Intellectual history of cannibalism. “Cannibal Feast–Fiji.”
Postcard sent on 15 July 1907. Romanian political scientist CÄƒtÄƒlin Avramescu is the author of the enticing book An Intellectual History of Cannibalism. It is apparently the best scholarly book about the cultural impact and political theory surrounding people who eat people. Interesting topic, but perhaps too meaty for my current media diet. I'm pleased Cabinet has interviewed Avramescu so I can digest his material in more bite-sized chunks. Do you really think it’s possible to do the intellectual history of cannibalism without doing the history of cannibalism itself? "The Raw and the Cooked: An Interview with CÄƒtÄƒlin Avramescu"
Dover Demon sketches.
History of the Dream Machine. As I've written on BB before, Brion Gysin is one of my favorite artists, and his thinking and interests influenced me in myriad ways.
Gysin is perhaps best known as the "discoverer" of the cut-up technique popularized by his best friend William S. Burroughs, and the co-inventor of the trance-inducing Dreamachine. Gysin was also a pioneer of sound poetry and multimedia collage that, in my mind, underpins remix culture, quick-cut video editing, and nonlinear Web experiences.
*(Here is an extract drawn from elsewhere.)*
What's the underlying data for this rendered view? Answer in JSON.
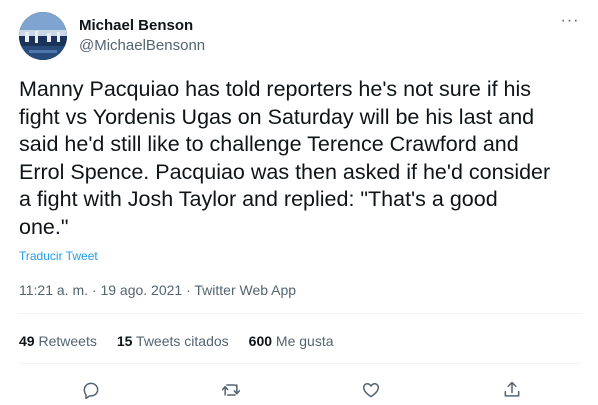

In 1958, he experienced a hallucination caused by the sun flickering through trees and was inspired to develop the Dream Machine, a device meant to induce a dreamlike state though strobing light. According to Gysin, it was the "the first art object to be seen with the eyes closed.
" As the Sun set on 21 December 1958, the artist and poet Brion Gysin experienced a vivid hallucination while on a bus driving through rural France. Fortean Times: Dream Machine. Ancient temples designed for tripping. Acoustic archaeologists are exploring how the Chavin culture in Peru may have designed underground temples to blow worshippers' minds using low-tech sound and light shows.
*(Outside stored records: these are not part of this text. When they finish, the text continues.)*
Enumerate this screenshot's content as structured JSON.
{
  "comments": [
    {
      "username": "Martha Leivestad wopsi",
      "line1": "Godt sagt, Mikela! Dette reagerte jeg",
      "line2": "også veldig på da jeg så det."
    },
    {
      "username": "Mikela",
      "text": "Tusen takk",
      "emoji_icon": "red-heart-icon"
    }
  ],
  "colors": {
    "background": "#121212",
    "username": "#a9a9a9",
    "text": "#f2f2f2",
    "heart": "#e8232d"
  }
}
Of course, this thread continued in cathedrals with massive stained glass windows and organs all the way to today's high-end multimedia megachurches. According to Miriam Kolar of Stanford's Center for Computer Research and Acoustics, the temple's maze of tunnels "could be physically disorienting and the acoustic environment is very different than the natural world," and might be especially freaky for folks who were tripping balls. "The iconography (of ancient Chavin drawings) shows people mixed with animal features in altered states of being," said Kolar, who is presenting her recent work at a conference in Cancun, Mexico this week.
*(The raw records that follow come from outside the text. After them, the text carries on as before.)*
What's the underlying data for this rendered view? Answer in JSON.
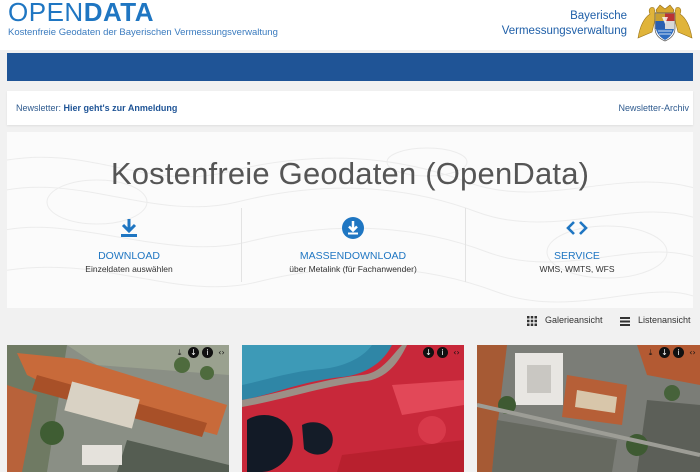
{
  "header": {
    "logo_open": "OPEN",
    "logo_data": "DATA",
    "tagline": "Kostenfreie Geodaten der Bayerischen Vermessungsverwaltung",
    "org_line1": "Bayerische",
    "org_line2": "Vermessungsverwaltung"
  },
  "newsletter": {
    "prefix": "Newsletter: ",
    "link": "Hier geht's zur Anmeldung",
    "archive": "Newsletter-Archiv"
  },
  "hero": {
    "title": "Kostenfreie Geodaten (OpenData)",
    "features": [
      {
        "title": "DOWNLOAD",
        "subtitle": "Einzeldaten auswählen",
        "icon": "download-icon"
      },
      {
        "title": "MASSENDOWNLOAD",
        "subtitle": "über Metalink (für Fachanwender)",
        "icon": "download-circle-icon"
      },
      {
        "title": "SERVICE",
        "subtitle": "WMS, WMTS, WFS",
        "icon": "code-icon"
      }
    ]
  },
  "view": {
    "gallery": "Galerieansicht",
    "list": "Listenansicht"
  },
  "colors": {
    "brand_blue": "#1f76c2",
    "bar_blue": "#1f5496"
  }
}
"There is peyote and mucus trails out of the nose indicative of people using psychoactive plant substances. Chinese Twitter sentence: a year in a labor camp for a retweet. The Twitter avatar for Cheng Jianping.
A retweeted joke has landed a Chinese woman in a labor camp for a year, Amnesty International reported Wednesday. On the day of her wedding, Oct. 27, Chinese online activist Cheng Jianping disappeared. Only this week did her whereabouts surface: She had been detained and sentenced by police to a year of "re-education through labor" for retweeting a suggestion that Chinese youth attack the Japanese Pavilion at the Shanghai Expo. Her fiance Hua Chunhui made a satirical comment mocking youth demonstrators who smashed Japanese products in protest over a dispute with Japan over uninhabited islands in the East China Sea. "Anti-Japanese demonstrations, smashing Japanese products, that was all done years ago by Guo Quan [an activist and expert on the Nanjing Massacre]. Cheng retweeted the message and added "Charge, angry youth!
" HOWTO investigate a Satanic ritual killing.